Prompt ▸ Copy out each line in the listing below where the word "background" appears.

Excerpted data below:

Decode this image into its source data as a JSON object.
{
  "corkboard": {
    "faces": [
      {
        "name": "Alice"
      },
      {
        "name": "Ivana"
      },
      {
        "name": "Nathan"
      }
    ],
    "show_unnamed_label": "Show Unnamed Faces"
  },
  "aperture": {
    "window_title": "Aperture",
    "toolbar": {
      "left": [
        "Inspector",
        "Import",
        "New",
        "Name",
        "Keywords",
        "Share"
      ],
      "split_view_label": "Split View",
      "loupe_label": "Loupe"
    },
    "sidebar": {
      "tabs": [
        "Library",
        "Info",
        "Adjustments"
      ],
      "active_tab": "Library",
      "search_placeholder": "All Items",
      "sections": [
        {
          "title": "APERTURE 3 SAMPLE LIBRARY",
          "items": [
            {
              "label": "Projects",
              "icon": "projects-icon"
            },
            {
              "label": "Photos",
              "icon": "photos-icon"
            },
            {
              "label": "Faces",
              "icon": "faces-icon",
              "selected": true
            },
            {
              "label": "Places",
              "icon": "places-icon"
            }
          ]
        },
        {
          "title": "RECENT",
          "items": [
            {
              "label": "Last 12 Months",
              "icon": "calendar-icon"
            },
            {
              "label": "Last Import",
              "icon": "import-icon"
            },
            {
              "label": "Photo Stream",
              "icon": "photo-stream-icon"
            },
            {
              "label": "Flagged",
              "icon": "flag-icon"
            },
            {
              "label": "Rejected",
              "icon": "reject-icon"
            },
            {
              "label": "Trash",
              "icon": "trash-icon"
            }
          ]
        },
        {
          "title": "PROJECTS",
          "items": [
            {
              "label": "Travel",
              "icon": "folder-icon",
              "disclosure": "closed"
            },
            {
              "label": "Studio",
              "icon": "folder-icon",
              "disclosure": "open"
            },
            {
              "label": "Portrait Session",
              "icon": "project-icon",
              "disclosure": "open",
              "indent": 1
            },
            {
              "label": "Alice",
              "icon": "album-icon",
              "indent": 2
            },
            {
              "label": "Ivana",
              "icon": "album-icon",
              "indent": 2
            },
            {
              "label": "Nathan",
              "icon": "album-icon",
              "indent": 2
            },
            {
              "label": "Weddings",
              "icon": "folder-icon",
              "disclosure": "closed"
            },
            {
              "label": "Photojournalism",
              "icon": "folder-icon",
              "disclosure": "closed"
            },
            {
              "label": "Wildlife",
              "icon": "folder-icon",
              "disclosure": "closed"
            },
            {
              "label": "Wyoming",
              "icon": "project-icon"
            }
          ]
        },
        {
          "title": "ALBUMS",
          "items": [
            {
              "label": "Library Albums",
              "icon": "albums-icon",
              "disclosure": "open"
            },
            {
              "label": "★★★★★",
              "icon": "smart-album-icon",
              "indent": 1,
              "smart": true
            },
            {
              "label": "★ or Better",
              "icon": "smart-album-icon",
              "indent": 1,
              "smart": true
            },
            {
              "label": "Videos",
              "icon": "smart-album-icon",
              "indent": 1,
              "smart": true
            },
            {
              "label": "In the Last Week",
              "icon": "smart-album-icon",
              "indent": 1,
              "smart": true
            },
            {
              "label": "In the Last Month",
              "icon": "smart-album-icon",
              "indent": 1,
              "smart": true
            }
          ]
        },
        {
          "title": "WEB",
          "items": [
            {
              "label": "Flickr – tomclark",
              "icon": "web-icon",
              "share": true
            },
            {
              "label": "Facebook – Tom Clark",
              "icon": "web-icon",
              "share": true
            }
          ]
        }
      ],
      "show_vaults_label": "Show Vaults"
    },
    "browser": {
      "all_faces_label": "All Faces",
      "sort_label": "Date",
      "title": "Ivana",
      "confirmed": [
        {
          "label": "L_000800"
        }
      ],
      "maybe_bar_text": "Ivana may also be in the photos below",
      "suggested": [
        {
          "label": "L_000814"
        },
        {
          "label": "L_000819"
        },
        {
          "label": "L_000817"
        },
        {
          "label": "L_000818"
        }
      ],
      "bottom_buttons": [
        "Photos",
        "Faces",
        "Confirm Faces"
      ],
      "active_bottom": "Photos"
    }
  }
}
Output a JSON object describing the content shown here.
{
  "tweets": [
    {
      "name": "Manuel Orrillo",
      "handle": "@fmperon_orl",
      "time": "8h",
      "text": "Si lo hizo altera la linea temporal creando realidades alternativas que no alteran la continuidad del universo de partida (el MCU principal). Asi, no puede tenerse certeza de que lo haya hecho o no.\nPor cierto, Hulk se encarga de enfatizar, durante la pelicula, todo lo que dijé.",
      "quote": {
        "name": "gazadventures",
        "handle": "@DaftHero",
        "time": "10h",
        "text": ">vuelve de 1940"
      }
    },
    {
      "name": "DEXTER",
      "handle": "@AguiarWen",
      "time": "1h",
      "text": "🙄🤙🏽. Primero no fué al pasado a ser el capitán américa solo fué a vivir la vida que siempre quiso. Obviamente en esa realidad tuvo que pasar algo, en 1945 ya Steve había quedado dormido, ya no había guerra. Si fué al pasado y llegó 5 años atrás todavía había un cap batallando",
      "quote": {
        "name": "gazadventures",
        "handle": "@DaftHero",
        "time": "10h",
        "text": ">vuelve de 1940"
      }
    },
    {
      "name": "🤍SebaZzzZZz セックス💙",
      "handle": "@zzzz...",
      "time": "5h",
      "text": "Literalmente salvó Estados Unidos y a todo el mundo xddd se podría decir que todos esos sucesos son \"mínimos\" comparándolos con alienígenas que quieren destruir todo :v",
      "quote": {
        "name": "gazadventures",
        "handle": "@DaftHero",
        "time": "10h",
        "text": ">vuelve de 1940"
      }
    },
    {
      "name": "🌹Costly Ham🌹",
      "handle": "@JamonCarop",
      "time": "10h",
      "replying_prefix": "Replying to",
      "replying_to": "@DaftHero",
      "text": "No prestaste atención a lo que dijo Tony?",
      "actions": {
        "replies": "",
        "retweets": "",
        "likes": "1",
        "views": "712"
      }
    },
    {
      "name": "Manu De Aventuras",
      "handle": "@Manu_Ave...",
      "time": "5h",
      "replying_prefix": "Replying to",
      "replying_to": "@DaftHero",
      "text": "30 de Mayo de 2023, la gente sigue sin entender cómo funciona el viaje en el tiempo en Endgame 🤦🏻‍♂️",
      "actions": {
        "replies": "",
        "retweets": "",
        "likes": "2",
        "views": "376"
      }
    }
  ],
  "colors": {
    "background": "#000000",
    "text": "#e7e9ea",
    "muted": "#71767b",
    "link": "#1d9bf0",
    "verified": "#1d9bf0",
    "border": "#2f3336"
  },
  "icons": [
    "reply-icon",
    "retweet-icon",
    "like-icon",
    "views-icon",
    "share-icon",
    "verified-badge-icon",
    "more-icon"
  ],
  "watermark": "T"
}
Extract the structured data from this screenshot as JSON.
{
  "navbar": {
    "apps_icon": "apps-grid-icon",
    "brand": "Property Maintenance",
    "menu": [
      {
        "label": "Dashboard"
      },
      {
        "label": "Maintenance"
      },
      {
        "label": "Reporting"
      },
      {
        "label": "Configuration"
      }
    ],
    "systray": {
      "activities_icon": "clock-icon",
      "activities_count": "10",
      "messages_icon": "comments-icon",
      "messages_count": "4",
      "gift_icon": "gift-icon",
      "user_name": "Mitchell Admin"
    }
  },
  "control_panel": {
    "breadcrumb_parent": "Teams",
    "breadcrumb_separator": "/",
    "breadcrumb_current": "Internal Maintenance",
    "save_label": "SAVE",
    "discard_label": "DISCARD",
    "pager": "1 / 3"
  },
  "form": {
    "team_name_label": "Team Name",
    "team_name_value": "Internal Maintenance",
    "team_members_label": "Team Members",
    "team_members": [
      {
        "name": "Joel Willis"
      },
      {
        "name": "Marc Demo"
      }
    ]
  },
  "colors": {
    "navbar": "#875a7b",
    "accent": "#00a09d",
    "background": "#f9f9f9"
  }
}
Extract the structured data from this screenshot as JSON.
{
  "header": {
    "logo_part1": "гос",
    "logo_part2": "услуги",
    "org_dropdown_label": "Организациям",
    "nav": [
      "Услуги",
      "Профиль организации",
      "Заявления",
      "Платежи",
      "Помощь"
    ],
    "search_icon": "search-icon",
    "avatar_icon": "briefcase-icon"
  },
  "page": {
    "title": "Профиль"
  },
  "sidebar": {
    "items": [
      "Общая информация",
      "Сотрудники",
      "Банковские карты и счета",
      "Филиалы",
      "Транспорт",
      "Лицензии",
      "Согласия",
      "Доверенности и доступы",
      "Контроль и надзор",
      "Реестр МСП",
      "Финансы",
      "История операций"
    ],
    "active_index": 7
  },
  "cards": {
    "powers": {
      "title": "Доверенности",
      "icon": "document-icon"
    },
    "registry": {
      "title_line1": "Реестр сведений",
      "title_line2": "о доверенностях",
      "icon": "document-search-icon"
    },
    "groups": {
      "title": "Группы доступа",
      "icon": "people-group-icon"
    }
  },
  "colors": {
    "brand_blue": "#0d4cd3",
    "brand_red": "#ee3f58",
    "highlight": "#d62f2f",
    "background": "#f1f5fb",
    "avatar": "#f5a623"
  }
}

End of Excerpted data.

Expected output ▸
    "background": "#000000",
    "background": "#f9f9f9"
    "background": "#f1f5fb",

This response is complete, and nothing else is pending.